Hospital bed
Three wards closed due to the outbreak of swine flu.Christopher Furlong/Getty Images

The Leicester Royal Infirmary has closed three of its wards after 14 cancer patients were diagnosed with swine flu. The patients have been isolated to contain the spread of the virus.

At the same time, the Glenfield Hospital in Leicester is also treating three seriously ill patients for swine flu. The three patients are believed to have been brought to Leicester from other parts of the country, local media reported.

Staff and experts from Public Health England are investigating how the patients were infected by the H1N1 virus. Liz Collins, the lead nurse for infection prevention at University Hospitals of Leicester Trust said: "We have seen an increase in the number of flu cases in February, in both the community and across our hospital sites."

She said: "Fourteen patients on three haematology wards at Leicester Royal Infirmary have developed symptoms that have been confirmed as flu. All necessary precautions were taken and these patients have been isolated to avoid an outbreak."

She said visitors who have cold and flu symptoms, such as a cough, runny nose or high temperature have been advised to stay away from the hospital to avoid passing on their infections to the patients. A hospital statement said the origin of the virus was as yet unclear but noted that it is "likely to be from a visitor as this strain of flu is currently in the community."

Philip Monk, consultant in the communicable disease control for Public Health England in the east Midlands said: "It's not too late for children and people in 'at risk' groups to get the vaccine for free, and this remains important now that the flu is circulating." H1N1 particularly affects young children, pregnant women and adults with long term health conditions.

The Guardian says that provisional national data from Public Health England indicates that up to the end of January, the take-up for the flu vaccine in targeted groups in England was under 50% despite it being free.
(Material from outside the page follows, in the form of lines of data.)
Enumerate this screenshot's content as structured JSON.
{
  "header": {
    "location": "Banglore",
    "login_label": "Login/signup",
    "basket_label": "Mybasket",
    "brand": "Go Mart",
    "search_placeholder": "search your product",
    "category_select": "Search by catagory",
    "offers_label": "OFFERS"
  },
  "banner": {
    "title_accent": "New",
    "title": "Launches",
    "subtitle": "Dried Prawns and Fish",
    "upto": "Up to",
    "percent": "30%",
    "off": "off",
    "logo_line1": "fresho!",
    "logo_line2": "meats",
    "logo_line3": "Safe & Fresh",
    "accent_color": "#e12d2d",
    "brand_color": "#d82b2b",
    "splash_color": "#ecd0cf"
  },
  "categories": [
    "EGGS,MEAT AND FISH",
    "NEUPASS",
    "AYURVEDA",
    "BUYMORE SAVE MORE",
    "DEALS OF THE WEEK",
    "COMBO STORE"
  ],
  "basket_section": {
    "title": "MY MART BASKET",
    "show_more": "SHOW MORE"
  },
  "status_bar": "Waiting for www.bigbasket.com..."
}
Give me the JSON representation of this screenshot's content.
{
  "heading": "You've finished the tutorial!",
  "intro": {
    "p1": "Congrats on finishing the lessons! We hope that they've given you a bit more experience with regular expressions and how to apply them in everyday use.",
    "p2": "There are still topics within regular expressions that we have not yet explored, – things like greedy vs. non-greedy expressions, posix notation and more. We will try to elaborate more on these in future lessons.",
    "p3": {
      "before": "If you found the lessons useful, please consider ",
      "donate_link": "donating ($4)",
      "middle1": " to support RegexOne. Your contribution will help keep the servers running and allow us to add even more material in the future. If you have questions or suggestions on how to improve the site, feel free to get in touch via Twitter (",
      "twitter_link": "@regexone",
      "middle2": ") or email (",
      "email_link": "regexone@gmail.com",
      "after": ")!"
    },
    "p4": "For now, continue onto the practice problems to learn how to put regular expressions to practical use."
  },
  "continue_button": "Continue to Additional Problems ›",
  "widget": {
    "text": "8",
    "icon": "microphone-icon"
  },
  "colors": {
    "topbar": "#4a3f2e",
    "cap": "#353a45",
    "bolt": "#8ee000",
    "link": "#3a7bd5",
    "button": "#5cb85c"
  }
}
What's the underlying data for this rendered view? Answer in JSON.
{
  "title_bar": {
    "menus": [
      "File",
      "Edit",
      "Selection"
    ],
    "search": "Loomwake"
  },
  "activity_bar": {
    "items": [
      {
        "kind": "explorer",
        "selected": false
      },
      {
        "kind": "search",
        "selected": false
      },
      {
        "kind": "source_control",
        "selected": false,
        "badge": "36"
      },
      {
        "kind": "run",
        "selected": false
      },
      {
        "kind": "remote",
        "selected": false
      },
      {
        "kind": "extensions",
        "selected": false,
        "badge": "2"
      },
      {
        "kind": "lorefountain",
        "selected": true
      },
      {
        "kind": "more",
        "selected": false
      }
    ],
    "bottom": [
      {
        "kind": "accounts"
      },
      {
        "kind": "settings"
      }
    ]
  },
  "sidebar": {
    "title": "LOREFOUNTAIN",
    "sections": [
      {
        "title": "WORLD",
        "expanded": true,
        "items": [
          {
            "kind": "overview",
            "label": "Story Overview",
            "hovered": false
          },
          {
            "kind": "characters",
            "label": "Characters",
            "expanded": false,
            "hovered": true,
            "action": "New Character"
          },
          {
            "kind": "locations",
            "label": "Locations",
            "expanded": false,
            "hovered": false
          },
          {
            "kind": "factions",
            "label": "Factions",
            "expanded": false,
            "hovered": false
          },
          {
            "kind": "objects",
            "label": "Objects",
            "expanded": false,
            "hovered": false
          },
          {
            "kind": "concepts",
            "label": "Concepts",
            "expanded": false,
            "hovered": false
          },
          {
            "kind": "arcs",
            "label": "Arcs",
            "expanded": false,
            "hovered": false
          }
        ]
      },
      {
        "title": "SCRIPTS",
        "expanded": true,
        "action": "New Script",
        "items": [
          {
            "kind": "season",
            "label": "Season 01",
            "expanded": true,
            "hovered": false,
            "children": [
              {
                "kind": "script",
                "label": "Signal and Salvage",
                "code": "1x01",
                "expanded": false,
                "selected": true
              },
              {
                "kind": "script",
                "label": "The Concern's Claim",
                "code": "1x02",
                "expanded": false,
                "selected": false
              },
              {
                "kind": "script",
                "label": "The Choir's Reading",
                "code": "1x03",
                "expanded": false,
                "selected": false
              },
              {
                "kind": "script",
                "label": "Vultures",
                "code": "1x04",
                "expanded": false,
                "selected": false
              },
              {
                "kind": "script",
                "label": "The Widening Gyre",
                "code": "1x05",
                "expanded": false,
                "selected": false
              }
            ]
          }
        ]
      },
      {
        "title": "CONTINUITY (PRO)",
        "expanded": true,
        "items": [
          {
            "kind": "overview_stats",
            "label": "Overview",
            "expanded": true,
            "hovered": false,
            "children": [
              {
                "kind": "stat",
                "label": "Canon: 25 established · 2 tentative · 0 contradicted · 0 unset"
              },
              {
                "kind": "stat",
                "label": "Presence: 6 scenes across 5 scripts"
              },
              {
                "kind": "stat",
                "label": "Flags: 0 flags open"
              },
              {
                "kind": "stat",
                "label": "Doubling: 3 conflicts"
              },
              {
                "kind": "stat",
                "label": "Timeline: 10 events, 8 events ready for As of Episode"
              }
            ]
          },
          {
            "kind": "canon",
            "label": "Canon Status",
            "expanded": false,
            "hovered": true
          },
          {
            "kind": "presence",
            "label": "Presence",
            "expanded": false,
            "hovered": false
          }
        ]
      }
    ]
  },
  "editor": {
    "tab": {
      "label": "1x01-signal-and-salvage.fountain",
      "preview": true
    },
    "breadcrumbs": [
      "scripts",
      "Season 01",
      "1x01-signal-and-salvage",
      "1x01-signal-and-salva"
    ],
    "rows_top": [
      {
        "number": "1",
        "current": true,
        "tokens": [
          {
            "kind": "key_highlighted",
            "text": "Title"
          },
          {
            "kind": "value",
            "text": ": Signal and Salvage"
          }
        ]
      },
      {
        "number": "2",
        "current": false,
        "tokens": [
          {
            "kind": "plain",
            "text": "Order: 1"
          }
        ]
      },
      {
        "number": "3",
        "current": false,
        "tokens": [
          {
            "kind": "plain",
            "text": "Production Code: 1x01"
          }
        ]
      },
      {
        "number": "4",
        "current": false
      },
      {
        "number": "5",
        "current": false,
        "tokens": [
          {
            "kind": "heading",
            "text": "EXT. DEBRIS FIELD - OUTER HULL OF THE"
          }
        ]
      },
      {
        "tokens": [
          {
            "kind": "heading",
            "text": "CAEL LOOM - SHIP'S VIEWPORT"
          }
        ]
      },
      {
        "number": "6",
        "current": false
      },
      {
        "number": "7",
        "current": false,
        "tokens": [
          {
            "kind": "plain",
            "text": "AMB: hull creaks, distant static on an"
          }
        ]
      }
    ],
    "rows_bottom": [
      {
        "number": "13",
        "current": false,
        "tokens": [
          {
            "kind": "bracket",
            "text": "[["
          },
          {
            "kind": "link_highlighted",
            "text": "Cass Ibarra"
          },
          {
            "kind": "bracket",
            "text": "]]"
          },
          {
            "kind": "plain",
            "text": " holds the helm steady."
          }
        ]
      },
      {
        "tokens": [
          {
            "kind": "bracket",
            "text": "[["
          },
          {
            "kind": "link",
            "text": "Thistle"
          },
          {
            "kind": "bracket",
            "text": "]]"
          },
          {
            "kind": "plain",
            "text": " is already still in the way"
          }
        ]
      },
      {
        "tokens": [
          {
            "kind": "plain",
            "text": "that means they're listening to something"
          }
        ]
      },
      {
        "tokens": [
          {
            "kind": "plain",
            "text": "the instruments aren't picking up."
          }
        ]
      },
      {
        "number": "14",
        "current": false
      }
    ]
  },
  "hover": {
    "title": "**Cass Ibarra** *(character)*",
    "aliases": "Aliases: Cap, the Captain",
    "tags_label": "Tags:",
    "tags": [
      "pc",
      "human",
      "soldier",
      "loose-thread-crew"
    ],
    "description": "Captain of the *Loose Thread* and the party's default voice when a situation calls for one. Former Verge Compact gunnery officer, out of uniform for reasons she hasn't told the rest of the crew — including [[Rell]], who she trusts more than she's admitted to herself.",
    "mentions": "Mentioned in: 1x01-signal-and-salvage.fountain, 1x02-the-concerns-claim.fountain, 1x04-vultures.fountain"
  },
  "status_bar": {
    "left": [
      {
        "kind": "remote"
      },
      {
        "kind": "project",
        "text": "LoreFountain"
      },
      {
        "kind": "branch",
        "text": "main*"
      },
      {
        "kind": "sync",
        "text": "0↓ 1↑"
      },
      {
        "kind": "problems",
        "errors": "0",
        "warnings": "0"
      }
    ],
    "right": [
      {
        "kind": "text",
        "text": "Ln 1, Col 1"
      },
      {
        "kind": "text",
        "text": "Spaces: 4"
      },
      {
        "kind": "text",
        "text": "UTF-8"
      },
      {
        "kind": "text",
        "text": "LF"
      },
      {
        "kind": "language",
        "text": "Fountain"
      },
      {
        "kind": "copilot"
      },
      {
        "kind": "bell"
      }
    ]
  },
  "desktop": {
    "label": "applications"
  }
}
Figures from GP surgeries show that only 45% of under-65s at clinical risk because of long-term health conditions, 42% of pregnant women, 36% of two-year-olds, 38% of three-year-olds and 30% of four-year-olds have been vaccinated.